(Entries from a dataset of interfaces)
↓

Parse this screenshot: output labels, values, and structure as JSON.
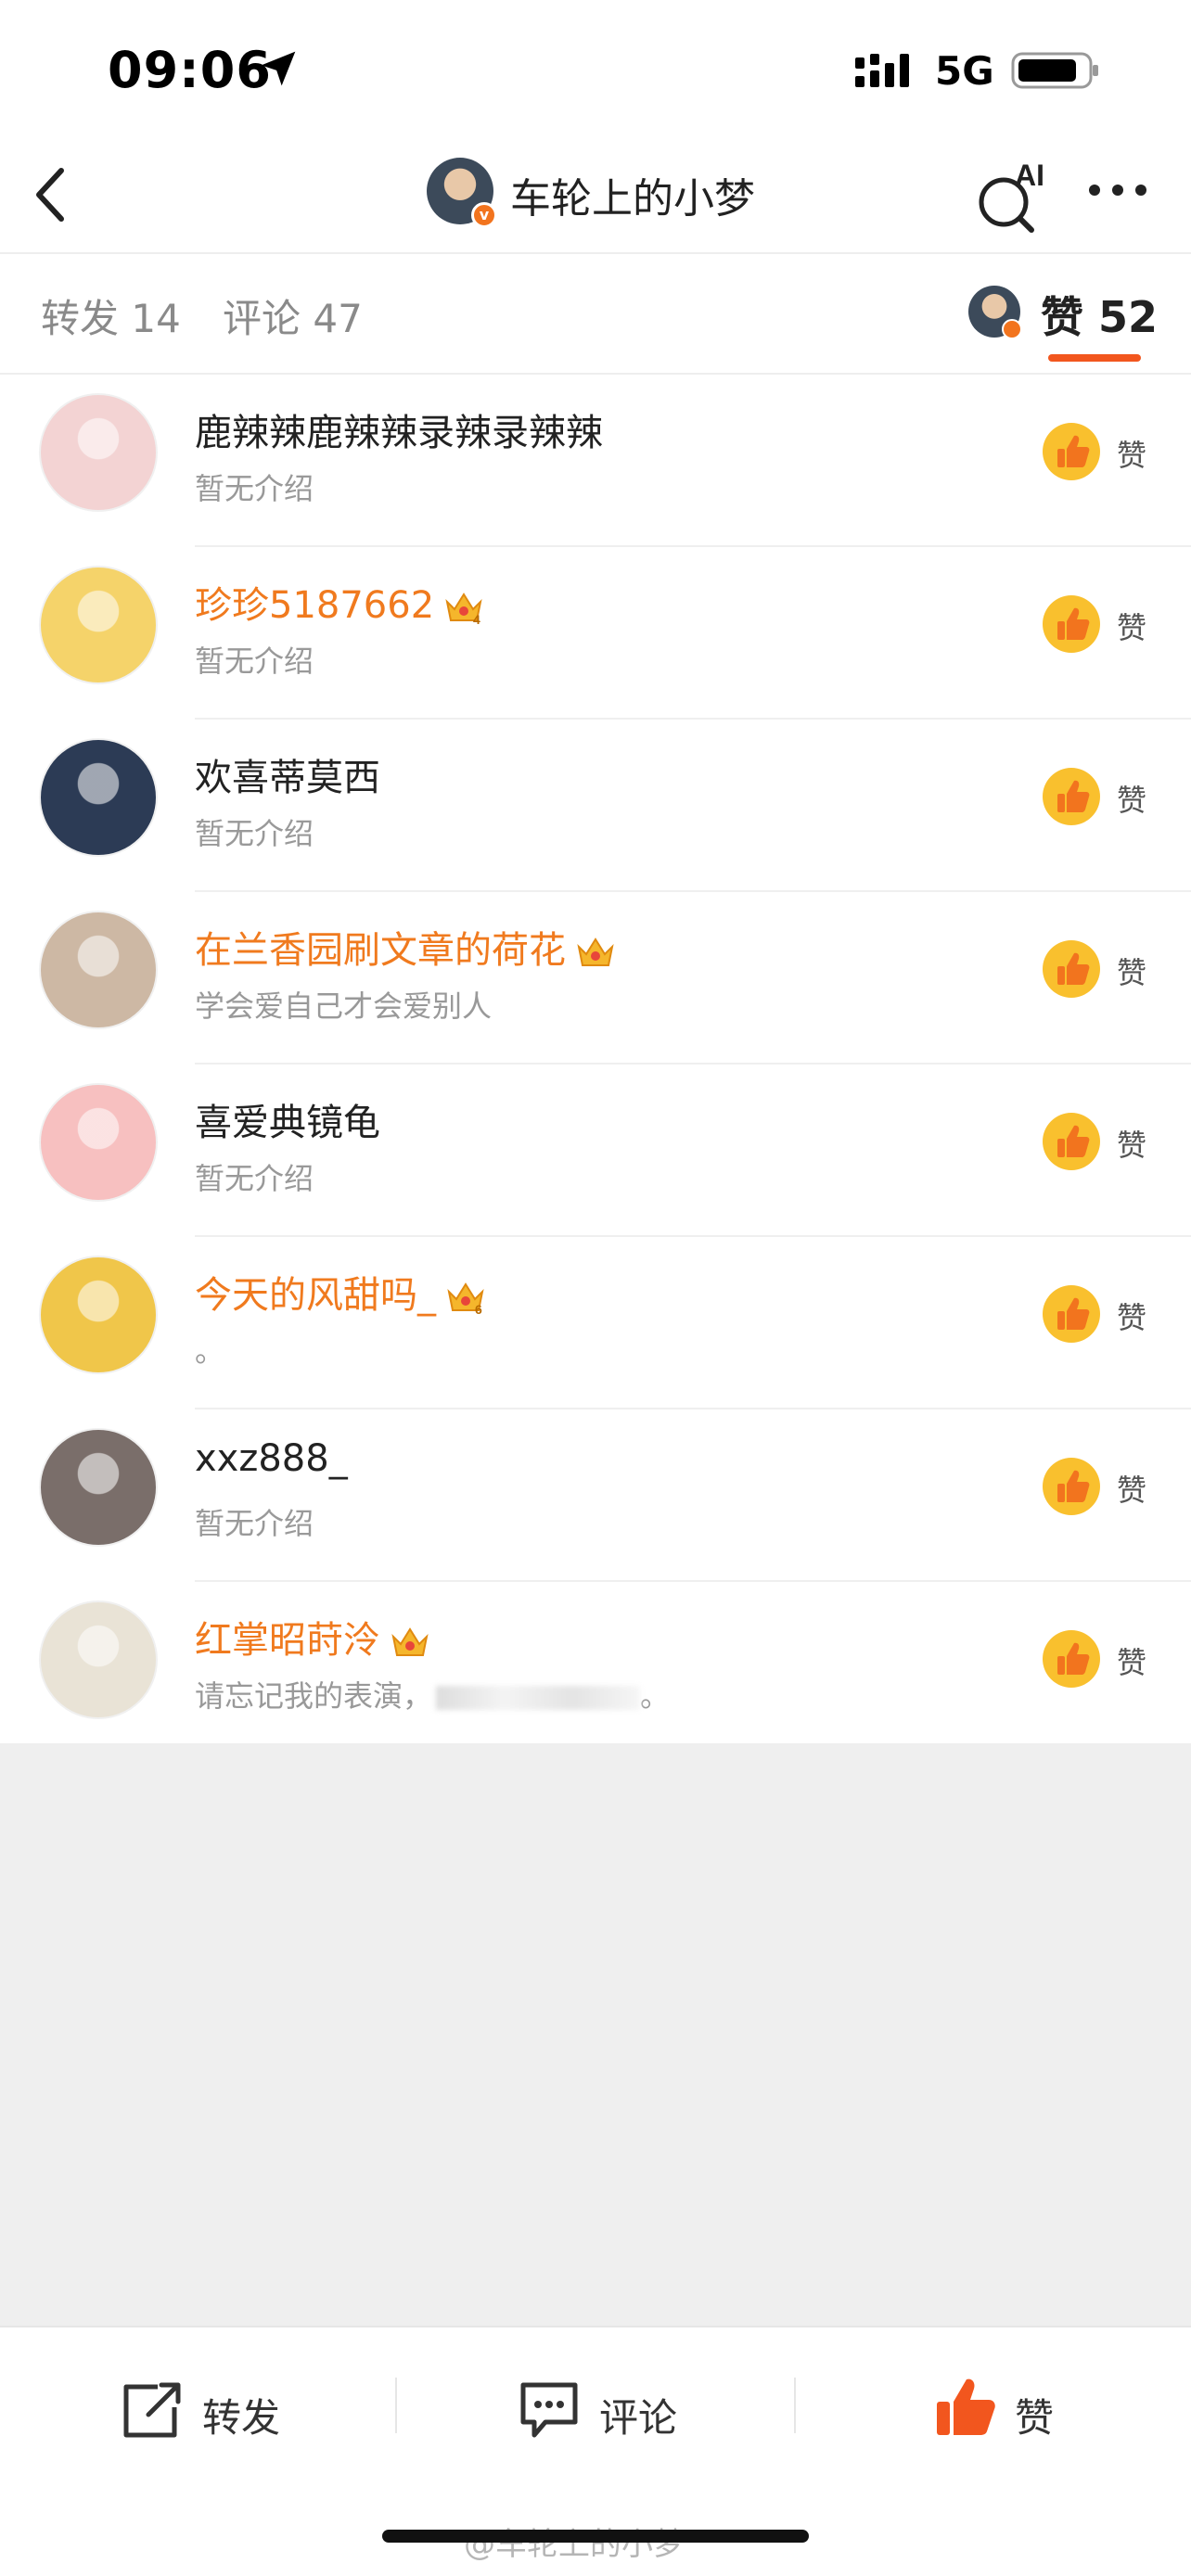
{
  "status_bar": {
    "time": "09:06",
    "network": "5G"
  },
  "nav": {
    "title": "车轮上的小梦",
    "ai_label": "AI"
  },
  "tabs": {
    "repost": "转发 14",
    "comment": "评论 47",
    "like": "赞 52"
  },
  "likers": [
    {
      "name": "鹿辣辣鹿辣辣录辣录辣辣",
      "desc": "暂无介绍",
      "vip": false,
      "badge": "",
      "avatar_color": "#f3d3d3"
    },
    {
      "name": "珍珍5187662",
      "desc": "暂无介绍",
      "vip": true,
      "badge": "4",
      "avatar_color": "#f5d36a"
    },
    {
      "name": "欢喜蒂莫西",
      "desc": "暂无介绍",
      "vip": false,
      "badge": "",
      "avatar_color": "#2c3b55"
    },
    {
      "name": "在兰香园刷文章的荷花",
      "desc": "学会爱自己才会爱别人",
      "vip": true,
      "badge": "",
      "avatar_color": "#cdb8a4"
    },
    {
      "name": "喜爱典镜龟",
      "desc": "暂无介绍",
      "vip": false,
      "badge": "",
      "avatar_color": "#f7c0c0"
    },
    {
      "name": "今天的风甜吗_",
      "desc": "。",
      "vip": true,
      "badge": "6",
      "avatar_color": "#f0c64a"
    },
    {
      "name": "xxz888_",
      "desc": "暂无介绍",
      "vip": false,
      "badge": "",
      "avatar_color": "#7a6e6a"
    },
    {
      "name": "红掌昭莳泠",
      "desc": "请忘记我的表演，",
      "desc_end": "。",
      "vip": true,
      "badge": "",
      "avatar_color": "#e9e3d6"
    }
  ],
  "like_label": "赞",
  "bottom_bar": {
    "repost": "转发",
    "comment": "评论",
    "like": "赞"
  },
  "watermark": "@车轮上的小梦",
  "colors": {
    "accent": "#f2561e",
    "vip_name": "#f07a1e",
    "like_yellow": "#f9c02e"
  }
}
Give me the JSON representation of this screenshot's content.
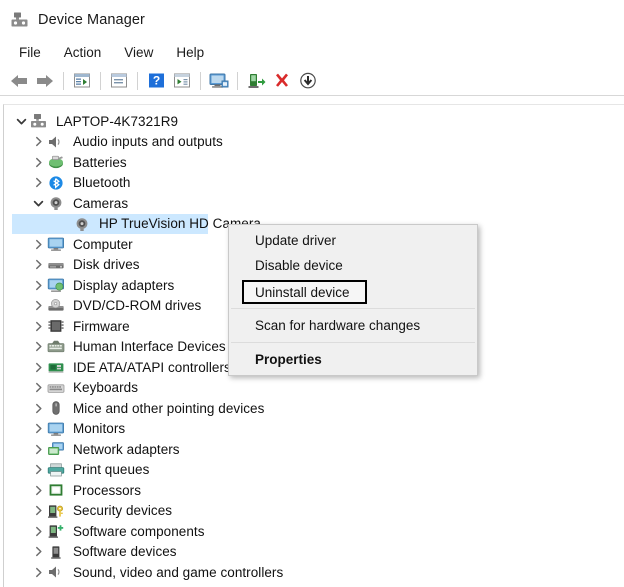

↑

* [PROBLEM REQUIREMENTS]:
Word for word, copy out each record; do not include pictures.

* [SOLUTION TO THIS PROBLEM]:
Parse this screenshot: output labels, values, and structure as JSON.
{
  "status_bar": {
    "time": "09:06",
    "network": "5G"
  },
  "nav": {
    "title": "车轮上的小梦",
    "ai_label": "AI"
  },
  "tabs": {
    "repost": "转发 14",
    "comment": "评论 47",
    "like": "赞 52"
  },
  "likers": [
    {
      "name": "鹿辣辣鹿辣辣录辣录辣辣",
      "desc": "暂无介绍",
      "vip": false,
      "badge": "",
      "avatar_color": "#f3d3d3"
    },
    {
      "name": "珍珍5187662",
      "desc": "暂无介绍",
      "vip": true,
      "badge": "4",
      "avatar_color": "#f5d36a"
    },
    {
      "name": "欢喜蒂莫西",
      "desc": "暂无介绍",
      "vip": false,
      "badge": "",
      "avatar_color": "#2c3b55"
    },
    {
      "name": "在兰香园刷文章的荷花",
      "desc": "学会爱自己才会爱别人",
      "vip": true,
      "badge": "",
      "avatar_color": "#cdb8a4"
    },
    {
      "name": "喜爱典镜龟",
      "desc": "暂无介绍",
      "vip": false,
      "badge": "",
      "avatar_color": "#f7c0c0"
    },
    {
      "name": "今天的风甜吗_",
      "desc": "。",
      "vip": true,
      "badge": "6",
      "avatar_color": "#f0c64a"
    },
    {
      "name": "xxz888_",
      "desc": "暂无介绍",
      "vip": false,
      "badge": "",
      "avatar_color": "#7a6e6a"
    },
    {
      "name": "红掌昭莳泠",
      "desc": "请忘记我的表演，",
      "desc_end": "。",
      "vip": true,
      "badge": "",
      "avatar_color": "#e9e3d6"
    }
  ],
  "like_label": "赞",
  "bottom_bar": {
    "repost": "转发",
    "comment": "评论",
    "like": "赞"
  },
  "watermark": "@车轮上的小梦",
  "colors": {
    "accent": "#f2561e",
    "vip_name": "#f07a1e",
    "like_yellow": "#f9c02e"
  }
}
Give me the JSON representation of this screenshot's content.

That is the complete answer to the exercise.